However, there are certain limitations. BAS does not provide unified score of burden to measure magnitude of different types of stress. Being a cross-sectional study, the scope of observing CG outcome at different time points could not be evaluated.2 Issues of sexuality in the BAS questionnaire were omitted because field workers and respondents were reluctant to address it. Thus, our study documents financial stress among the majority of CG, comparable psychological stress, and well-maintained familial stability among families of stroke patients, which is typical of the tolerant Indian culture. These findings highlight the need for better financial facilities, such as wide coverage of medical insurance and upgrading of the social support system.

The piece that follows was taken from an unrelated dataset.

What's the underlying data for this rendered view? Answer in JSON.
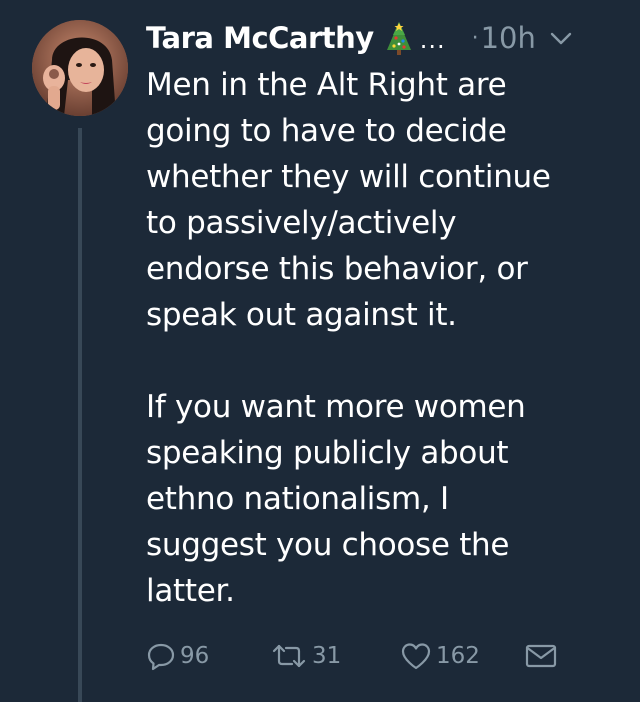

The authors thank members of ICMR Task Force on Neurological Disorders for advice, and our field workers and the surveyed individuals for the cooperation extended by them at all times.
Sources of Funding
Sponsored by the Indian Council of Medical Research (ICMR), New Delhi, India (project SWG/Neuro/20/2005/NCD-I). Dr Sujata Das received remuneration as Senior Research Fellow from this project.
- Received May 5, 2010.
- Accepted July 29, 2010.
Anderson CS, Linto J, Stewart-Wynne EG. A population-based assessment of the impact and burden of caregiving for long-term stroke survivors. Stroke. 1995; 26: 843–849.
Morimoto T, Schreiner AS, Asano H. Caregiver burden and health-related quality of life among Japanese stroke caregivers. Age Ageing. 2003; 32: 218–223.
Das SK, Banerjee TK, Biswas A, Roy T, Raut DK, Mukherjee CS, Chaudhuri A, Hazra A, Roy J. A prospective community-based study of stroke in Kolkata, India. Stroke. 2007; 38: 906–910.
Mahoney FI, Barthel DW. Functional evaluation: The Barthel Index. Maryland State Med J. 1965; 14: 61–65.
Das SK, Banerjee TK, Mukherjee CS, Bose P, Biswas A, Hazra A, Dutt A, Das S, Chaudhuri A, Raut DK, Roy T. An urban community-based study of cognitive function among non-demented elderly population in India. Neurol Asia. 2006; 11: 37–48.
Thara R, Padmavati R, Kumar S, Srinivasan L. Burden assessment schedule: instrument to assess burden on caregivers of chronic mentally ill. Indian J Psych. 1998; 40: 21–29.
American Psychiatric Association. Diagnostic and statistical manual of mental disorders, 4th ed. Washington, DC: American Psychiatric Association; 1994.